Copy exactly the last part of the listing below, beginning at the line that contains "Extract the structured" and including the final line.

☆ ☆ ☆ ☆ ☆

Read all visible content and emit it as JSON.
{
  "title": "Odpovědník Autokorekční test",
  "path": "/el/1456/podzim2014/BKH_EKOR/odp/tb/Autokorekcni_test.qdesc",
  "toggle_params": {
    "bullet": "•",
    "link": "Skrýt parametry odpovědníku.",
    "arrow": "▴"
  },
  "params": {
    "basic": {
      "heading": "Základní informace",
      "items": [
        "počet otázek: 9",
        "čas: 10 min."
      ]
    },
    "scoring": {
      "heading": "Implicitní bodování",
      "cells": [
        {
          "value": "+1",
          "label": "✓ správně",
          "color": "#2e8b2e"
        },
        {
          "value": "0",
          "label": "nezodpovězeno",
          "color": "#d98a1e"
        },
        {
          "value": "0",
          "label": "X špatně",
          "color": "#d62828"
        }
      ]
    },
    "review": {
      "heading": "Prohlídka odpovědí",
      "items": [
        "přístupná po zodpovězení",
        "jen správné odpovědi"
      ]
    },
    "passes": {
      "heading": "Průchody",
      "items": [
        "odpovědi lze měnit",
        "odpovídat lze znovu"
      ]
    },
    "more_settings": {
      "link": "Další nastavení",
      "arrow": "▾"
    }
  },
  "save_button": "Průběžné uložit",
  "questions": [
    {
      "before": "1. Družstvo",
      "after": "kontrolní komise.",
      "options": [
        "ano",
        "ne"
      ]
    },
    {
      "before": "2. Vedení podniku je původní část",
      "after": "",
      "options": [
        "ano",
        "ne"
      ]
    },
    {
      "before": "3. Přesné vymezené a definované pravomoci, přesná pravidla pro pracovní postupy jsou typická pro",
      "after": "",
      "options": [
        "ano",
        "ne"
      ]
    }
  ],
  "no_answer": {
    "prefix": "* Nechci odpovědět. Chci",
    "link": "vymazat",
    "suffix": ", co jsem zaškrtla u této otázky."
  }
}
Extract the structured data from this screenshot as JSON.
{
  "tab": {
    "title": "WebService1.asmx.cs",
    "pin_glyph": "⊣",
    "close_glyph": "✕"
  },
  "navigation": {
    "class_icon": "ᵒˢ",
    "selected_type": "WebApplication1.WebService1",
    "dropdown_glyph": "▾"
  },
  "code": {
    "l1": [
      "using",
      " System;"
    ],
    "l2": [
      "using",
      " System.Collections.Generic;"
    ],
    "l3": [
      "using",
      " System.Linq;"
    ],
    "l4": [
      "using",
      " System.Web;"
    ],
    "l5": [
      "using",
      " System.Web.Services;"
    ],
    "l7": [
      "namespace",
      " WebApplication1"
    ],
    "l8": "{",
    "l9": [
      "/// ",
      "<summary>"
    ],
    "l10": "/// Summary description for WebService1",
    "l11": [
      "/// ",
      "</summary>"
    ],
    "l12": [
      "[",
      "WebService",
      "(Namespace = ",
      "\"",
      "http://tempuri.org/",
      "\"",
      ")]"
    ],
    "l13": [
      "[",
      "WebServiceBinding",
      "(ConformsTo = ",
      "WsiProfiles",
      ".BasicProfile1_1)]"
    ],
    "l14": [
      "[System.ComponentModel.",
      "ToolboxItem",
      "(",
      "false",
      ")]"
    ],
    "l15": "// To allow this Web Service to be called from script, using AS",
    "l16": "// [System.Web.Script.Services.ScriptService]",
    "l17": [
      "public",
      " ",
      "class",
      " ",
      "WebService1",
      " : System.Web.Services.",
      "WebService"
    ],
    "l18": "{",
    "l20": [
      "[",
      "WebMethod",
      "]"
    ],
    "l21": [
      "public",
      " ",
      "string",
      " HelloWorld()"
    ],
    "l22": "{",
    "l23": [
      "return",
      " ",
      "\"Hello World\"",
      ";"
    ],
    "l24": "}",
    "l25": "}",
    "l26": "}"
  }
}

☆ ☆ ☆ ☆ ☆

● **Task answer**:
Extract the structured data from this screenshot as JSON.
{
  "tab": {
    "title": "WebService1.asmx.cs",
    "pin_glyph": "⊣",
    "close_glyph": "✕"
  },
  "navigation": {
    "class_icon": "ᵒˢ",
    "selected_type": "WebApplication1.WebService1",
    "dropdown_glyph": "▾"
  },
  "code": {
    "l1": [
      "using",
      " System;"
    ],
    "l2": [
      "using",
      " System.Collections.Generic;"
    ],
    "l3": [
      "using",
      " System.Linq;"
    ],
    "l4": [
      "using",
      " System.Web;"
    ],
    "l5": [
      "using",
      " System.Web.Services;"
    ],
    "l7": [
      "namespace",
      " WebApplication1"
    ],
    "l8": "{",
    "l9": [
      "/// ",
      "<summary>"
    ],
    "l10": "/// Summary description for WebService1",
    "l11": [
      "/// ",
      "</summary>"
    ],
    "l12": [
      "[",
      "WebService",
      "(Namespace = ",
      "\"",
      "http://tempuri.org/",
      "\"",
      ")]"
    ],
    "l13": [
      "[",
      "WebServiceBinding",
      "(ConformsTo = ",
      "WsiProfiles",
      ".BasicProfile1_1)]"
    ],
    "l14": [
      "[System.ComponentModel.",
      "ToolboxItem",
      "(",
      "false",
      ")]"
    ],
    "l15": "// To allow this Web Service to be called from script, using AS",
    "l16": "// [System.Web.Script.Services.ScriptService]",
    "l17": [
      "public",
      " ",
      "class",
      " ",
      "WebService1",
      " : System.Web.Services.",
      "WebService"
    ],
    "l18": "{",
    "l20": [
      "[",
      "WebMethod",
      "]"
    ],
    "l21": [
      "public",
      " ",
      "string",
      " HelloWorld()"
    ],
    "l22": "{",
    "l23": [
      "return",
      " ",
      "\"Hello World\"",
      ";"
    ],
    "l24": "}",
    "l25": "}",
    "l26": "}"
  }
}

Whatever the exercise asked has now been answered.